▸ **Work task**
Every line with the string "background" must be copied from the entries below.

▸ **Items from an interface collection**
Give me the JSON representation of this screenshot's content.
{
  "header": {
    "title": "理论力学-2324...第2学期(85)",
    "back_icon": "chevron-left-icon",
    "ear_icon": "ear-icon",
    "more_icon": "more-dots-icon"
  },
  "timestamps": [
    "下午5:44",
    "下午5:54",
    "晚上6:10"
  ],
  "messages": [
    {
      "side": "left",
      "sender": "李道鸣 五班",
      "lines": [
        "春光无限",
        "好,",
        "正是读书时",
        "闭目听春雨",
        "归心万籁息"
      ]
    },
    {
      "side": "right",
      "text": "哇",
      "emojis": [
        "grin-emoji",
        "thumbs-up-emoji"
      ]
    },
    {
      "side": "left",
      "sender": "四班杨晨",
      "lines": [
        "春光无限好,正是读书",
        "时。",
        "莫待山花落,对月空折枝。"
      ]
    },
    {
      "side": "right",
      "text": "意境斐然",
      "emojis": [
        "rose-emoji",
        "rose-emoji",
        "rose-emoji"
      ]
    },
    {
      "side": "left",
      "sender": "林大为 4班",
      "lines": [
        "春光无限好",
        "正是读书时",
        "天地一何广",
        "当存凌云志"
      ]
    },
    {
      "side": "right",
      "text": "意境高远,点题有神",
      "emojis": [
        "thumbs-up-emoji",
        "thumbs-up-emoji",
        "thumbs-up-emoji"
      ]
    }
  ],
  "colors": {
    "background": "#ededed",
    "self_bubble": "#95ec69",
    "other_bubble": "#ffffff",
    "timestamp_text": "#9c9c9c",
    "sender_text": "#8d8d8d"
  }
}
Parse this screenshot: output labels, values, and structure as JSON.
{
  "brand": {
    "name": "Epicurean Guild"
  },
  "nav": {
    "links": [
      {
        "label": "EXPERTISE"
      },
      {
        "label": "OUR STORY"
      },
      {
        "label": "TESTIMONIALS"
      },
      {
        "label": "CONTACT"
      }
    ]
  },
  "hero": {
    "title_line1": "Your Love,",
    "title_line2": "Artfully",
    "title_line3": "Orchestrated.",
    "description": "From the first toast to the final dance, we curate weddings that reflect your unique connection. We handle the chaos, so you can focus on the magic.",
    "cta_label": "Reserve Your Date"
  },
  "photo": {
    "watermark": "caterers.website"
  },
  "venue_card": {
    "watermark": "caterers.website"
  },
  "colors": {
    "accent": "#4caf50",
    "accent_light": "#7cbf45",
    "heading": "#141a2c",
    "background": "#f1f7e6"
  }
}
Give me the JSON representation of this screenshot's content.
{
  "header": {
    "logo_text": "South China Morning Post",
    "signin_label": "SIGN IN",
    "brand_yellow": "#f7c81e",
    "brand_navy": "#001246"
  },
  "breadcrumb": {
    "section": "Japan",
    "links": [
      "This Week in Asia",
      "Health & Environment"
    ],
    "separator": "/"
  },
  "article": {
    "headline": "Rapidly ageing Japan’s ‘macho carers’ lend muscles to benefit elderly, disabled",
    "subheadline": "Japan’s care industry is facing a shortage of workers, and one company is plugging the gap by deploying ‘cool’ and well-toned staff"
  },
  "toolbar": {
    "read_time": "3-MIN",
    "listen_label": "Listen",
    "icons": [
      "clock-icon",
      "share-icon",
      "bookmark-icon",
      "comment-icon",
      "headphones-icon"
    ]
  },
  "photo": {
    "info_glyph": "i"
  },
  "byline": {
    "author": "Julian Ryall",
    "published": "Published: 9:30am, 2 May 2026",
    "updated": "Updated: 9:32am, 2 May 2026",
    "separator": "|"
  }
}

▸ **Exercise response**
    "background": "#ededed",
    "background": "#f1f7e6"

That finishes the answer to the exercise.